| ASSIGNMENT |
Go over the lines below, and when one contains the word "dots", copy it.

# # #

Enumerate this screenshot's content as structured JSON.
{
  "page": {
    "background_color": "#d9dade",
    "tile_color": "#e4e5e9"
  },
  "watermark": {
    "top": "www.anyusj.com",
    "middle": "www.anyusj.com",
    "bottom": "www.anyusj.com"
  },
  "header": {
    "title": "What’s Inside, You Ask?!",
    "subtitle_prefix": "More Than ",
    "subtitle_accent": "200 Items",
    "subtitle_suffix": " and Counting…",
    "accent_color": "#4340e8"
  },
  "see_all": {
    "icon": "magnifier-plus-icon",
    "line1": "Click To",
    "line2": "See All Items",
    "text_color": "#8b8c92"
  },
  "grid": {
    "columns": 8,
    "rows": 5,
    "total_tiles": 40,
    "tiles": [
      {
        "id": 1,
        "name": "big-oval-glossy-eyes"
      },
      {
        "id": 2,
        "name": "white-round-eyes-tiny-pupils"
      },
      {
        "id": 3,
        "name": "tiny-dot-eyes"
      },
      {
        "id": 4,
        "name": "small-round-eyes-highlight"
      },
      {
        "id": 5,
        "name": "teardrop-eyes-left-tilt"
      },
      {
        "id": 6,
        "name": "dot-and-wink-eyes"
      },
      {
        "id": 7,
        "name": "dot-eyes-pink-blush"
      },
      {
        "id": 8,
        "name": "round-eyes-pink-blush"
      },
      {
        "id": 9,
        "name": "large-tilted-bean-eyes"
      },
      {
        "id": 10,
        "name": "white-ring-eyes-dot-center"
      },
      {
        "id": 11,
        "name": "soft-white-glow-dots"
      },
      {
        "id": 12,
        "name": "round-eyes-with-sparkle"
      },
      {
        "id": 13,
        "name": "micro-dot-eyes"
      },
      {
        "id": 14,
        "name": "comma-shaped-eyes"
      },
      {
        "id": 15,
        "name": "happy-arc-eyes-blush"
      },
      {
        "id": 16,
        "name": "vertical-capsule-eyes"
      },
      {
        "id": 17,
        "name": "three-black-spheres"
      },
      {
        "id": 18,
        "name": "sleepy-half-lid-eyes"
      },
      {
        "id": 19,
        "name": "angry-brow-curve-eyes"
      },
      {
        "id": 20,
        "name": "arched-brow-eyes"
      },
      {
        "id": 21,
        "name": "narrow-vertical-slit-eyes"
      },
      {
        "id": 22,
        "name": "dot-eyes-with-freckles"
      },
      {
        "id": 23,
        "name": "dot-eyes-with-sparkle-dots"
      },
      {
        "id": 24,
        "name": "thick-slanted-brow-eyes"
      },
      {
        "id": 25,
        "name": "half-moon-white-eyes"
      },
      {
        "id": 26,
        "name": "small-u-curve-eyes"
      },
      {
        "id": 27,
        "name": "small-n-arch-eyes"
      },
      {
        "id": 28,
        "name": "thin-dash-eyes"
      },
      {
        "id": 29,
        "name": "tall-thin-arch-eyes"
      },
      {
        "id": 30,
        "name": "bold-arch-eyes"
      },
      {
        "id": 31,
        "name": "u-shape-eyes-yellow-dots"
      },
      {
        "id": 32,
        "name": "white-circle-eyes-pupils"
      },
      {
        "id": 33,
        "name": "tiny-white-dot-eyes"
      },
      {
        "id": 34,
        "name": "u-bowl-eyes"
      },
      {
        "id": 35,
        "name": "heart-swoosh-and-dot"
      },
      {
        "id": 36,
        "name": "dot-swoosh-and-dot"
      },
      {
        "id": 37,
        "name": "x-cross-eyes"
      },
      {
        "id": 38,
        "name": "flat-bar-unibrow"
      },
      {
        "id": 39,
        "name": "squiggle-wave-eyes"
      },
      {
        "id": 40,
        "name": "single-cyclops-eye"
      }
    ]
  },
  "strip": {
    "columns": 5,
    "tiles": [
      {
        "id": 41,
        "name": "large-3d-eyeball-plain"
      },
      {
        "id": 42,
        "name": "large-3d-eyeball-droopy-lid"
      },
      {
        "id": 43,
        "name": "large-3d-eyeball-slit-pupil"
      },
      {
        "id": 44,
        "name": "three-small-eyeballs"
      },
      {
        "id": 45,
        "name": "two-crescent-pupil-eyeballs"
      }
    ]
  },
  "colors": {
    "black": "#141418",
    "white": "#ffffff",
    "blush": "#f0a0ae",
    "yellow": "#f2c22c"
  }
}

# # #

| ANSWER TO THIS PROBLEM |
        "name": "soft-white-glow-dots"
        "name": "dot-eyes-with-sparkle-dots"
        "name": "u-shape-eyes-yellow-dots"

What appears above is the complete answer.